Only a number is wanted here: the count of lines in the entries below that include the word "data".

● **Task material**
○ ○ ○ ○ ○

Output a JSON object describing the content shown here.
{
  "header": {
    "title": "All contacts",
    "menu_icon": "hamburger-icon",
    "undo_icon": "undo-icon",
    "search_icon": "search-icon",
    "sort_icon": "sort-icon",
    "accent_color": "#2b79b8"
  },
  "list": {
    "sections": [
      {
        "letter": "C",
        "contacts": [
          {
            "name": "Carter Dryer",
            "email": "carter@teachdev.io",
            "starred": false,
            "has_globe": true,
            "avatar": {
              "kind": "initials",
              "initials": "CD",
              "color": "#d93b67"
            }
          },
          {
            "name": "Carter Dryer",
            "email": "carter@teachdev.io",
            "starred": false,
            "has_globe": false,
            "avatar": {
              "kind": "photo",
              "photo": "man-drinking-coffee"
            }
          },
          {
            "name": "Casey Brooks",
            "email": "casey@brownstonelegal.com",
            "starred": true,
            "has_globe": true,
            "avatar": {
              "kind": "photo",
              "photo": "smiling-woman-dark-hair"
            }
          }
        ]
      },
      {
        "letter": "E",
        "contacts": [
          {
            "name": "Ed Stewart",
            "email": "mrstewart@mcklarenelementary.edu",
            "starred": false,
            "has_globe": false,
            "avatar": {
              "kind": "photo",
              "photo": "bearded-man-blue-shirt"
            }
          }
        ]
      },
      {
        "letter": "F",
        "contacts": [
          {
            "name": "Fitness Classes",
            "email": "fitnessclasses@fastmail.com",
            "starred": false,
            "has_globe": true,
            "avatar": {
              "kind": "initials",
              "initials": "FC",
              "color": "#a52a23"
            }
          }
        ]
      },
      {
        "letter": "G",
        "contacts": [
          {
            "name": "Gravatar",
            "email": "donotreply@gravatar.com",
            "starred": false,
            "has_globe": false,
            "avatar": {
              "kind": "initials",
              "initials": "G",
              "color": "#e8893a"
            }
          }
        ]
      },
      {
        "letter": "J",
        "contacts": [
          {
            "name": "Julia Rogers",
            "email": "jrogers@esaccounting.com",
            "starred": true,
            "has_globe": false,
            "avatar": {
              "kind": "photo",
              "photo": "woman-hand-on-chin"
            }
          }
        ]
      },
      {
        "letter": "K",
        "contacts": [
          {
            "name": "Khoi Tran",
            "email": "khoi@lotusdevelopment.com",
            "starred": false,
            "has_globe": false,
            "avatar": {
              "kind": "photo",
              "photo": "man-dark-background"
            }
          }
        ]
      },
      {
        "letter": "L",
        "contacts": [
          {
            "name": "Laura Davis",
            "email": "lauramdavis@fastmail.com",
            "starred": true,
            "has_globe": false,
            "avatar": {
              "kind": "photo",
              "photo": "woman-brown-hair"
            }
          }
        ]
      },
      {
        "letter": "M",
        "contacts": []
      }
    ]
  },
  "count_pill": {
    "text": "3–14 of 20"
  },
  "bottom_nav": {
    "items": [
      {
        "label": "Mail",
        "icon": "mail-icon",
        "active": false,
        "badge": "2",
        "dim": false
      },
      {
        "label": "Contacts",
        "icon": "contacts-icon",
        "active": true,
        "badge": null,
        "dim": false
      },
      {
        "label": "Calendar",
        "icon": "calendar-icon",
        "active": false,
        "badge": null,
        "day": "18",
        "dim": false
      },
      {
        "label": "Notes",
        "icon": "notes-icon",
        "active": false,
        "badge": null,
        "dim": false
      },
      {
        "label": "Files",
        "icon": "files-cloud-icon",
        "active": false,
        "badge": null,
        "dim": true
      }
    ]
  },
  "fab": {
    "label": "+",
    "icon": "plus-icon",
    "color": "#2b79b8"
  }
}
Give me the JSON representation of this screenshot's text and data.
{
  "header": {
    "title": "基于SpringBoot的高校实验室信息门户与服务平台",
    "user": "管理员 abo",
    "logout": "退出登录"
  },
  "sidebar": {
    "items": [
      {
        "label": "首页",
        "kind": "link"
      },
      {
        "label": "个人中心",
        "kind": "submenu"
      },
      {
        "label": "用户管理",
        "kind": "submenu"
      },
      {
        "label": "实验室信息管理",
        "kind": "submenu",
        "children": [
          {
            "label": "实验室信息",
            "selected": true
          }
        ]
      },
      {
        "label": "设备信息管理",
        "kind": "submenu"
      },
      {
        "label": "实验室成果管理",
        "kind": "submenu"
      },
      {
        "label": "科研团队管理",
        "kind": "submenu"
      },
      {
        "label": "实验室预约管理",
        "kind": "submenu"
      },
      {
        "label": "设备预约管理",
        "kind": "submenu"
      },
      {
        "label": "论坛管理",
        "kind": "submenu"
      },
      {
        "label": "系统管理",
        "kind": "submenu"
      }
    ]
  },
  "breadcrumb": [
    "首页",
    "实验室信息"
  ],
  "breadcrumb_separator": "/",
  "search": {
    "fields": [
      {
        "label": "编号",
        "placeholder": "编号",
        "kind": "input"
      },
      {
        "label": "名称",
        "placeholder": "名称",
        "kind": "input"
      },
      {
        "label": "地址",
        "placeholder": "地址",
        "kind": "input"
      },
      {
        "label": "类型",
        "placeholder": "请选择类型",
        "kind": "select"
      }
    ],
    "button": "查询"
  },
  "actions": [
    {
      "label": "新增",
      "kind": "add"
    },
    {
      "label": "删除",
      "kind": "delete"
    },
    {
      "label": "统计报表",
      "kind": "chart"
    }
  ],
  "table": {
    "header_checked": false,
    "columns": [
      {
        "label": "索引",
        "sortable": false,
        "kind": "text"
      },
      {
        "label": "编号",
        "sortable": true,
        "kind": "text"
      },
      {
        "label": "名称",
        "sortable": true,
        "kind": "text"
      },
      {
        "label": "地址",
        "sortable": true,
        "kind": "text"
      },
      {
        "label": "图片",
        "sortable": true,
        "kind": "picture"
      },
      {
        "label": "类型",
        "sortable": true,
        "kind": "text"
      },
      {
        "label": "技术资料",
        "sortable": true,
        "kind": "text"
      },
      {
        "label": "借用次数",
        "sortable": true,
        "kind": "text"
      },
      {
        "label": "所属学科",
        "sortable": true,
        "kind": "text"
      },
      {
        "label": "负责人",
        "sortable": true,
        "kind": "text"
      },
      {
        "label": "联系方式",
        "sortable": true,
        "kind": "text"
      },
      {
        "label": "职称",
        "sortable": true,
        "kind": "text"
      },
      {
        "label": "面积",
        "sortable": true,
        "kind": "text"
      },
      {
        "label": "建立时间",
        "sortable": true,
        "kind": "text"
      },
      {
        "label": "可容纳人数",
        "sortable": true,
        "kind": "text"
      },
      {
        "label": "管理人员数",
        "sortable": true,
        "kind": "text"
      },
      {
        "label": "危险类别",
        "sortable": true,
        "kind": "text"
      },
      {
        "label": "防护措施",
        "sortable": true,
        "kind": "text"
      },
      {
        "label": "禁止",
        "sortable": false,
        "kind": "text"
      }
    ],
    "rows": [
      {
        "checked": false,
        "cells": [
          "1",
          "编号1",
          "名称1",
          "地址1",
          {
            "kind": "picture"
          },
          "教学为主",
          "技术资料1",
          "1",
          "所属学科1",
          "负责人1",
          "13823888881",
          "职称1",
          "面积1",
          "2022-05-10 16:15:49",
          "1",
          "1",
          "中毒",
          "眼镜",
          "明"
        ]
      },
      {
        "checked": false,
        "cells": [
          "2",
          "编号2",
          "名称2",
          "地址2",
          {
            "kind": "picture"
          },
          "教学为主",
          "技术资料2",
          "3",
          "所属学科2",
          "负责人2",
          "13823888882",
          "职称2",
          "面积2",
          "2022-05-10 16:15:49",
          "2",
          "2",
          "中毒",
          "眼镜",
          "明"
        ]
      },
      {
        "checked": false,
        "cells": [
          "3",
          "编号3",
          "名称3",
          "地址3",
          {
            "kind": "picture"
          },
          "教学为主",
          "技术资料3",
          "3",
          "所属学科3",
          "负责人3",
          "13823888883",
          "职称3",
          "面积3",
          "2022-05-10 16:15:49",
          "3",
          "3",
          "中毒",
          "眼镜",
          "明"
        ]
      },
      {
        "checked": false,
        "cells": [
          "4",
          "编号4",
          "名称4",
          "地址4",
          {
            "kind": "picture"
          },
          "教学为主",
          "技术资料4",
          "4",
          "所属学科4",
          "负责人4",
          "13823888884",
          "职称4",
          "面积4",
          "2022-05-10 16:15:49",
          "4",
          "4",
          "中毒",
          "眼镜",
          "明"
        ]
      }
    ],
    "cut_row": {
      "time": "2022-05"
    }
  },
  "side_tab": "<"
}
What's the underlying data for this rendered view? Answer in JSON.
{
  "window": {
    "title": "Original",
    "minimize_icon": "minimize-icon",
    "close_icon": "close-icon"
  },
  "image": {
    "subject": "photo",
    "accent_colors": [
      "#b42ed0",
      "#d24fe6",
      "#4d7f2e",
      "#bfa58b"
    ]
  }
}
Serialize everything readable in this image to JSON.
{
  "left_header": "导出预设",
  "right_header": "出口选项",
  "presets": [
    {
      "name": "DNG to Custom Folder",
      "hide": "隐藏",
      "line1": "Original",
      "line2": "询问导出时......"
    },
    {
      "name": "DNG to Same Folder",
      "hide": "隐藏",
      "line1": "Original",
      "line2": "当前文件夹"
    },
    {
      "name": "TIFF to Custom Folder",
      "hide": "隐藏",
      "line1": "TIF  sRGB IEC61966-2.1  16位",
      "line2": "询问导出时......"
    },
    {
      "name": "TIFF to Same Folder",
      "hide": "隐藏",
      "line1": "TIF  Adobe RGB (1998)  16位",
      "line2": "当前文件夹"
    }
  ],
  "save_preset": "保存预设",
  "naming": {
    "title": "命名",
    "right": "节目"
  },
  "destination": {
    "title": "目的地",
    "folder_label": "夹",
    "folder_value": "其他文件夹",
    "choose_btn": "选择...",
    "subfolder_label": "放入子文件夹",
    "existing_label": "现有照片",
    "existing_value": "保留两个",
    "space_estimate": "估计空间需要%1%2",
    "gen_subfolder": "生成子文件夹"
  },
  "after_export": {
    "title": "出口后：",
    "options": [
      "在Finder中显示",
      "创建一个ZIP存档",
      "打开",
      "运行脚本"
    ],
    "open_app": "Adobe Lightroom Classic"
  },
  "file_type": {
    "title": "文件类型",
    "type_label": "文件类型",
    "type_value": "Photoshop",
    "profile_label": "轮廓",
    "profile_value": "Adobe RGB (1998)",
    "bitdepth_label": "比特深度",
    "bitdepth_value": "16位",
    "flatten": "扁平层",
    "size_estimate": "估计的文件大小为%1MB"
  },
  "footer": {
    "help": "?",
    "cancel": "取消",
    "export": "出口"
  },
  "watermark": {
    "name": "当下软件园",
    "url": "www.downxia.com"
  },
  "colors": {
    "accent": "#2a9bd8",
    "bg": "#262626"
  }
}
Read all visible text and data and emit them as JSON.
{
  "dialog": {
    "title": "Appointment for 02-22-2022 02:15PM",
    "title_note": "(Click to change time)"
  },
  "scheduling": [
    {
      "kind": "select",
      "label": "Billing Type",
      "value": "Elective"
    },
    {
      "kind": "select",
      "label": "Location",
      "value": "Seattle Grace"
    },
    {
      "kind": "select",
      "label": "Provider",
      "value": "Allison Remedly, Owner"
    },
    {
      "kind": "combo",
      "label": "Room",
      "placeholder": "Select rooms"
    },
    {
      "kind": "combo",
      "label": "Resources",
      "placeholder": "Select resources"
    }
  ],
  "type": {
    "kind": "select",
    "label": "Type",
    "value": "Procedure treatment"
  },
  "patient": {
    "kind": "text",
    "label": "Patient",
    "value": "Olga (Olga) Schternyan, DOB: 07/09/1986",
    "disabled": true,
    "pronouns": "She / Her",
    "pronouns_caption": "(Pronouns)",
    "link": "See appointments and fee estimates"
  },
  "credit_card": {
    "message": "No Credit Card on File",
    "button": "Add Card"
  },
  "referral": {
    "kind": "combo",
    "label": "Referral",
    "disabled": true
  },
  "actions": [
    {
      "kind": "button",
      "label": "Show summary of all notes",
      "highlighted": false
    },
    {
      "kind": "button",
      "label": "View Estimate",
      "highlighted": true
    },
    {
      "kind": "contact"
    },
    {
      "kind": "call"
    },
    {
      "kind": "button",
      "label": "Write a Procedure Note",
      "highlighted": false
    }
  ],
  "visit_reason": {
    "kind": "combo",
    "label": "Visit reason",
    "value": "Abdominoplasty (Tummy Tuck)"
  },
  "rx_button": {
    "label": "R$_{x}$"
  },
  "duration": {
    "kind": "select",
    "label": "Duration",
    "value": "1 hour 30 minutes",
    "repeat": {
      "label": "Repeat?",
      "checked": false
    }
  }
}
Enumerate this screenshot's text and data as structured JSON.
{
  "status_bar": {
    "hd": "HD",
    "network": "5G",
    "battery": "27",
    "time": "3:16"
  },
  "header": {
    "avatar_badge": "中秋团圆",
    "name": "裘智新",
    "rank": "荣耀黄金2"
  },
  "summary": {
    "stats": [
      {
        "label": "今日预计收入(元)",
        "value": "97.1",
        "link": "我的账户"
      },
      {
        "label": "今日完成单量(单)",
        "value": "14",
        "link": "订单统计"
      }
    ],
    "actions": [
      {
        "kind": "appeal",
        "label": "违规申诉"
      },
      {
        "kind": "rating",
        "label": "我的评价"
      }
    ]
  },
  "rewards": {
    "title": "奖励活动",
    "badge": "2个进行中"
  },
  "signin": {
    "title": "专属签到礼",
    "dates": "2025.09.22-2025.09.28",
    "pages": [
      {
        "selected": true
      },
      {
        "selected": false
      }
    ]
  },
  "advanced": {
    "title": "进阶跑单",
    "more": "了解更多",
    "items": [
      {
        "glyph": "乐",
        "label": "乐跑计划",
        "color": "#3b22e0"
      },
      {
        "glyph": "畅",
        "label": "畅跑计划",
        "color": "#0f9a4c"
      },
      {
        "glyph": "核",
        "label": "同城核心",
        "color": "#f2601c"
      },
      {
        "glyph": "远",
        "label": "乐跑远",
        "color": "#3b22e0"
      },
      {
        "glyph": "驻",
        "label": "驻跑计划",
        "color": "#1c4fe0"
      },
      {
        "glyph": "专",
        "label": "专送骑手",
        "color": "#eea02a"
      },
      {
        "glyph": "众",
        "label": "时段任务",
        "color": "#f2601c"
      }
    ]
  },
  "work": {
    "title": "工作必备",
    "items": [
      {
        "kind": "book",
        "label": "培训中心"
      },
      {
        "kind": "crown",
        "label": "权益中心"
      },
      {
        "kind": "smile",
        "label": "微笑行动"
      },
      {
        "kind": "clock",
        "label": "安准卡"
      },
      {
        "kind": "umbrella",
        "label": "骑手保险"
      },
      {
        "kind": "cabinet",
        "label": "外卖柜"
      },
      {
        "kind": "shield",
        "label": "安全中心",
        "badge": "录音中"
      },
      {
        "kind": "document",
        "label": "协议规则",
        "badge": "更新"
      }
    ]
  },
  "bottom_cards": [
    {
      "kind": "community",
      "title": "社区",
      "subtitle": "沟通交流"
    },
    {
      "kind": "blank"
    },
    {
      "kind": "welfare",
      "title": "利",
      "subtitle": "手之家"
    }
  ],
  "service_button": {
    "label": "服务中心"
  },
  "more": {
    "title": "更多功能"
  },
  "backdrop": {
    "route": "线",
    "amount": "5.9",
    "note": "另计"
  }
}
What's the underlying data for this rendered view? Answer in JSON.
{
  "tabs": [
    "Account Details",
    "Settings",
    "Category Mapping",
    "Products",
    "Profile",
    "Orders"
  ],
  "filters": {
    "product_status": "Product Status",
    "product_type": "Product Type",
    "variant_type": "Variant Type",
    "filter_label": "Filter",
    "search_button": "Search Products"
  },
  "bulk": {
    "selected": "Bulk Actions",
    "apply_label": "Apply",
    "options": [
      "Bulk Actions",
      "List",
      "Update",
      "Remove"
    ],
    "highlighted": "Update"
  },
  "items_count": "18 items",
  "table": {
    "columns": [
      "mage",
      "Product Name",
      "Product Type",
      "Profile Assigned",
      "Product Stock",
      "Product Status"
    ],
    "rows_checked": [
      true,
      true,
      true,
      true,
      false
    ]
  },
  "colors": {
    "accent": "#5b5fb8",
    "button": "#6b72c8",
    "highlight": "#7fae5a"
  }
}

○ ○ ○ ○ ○

● **Your solution**
5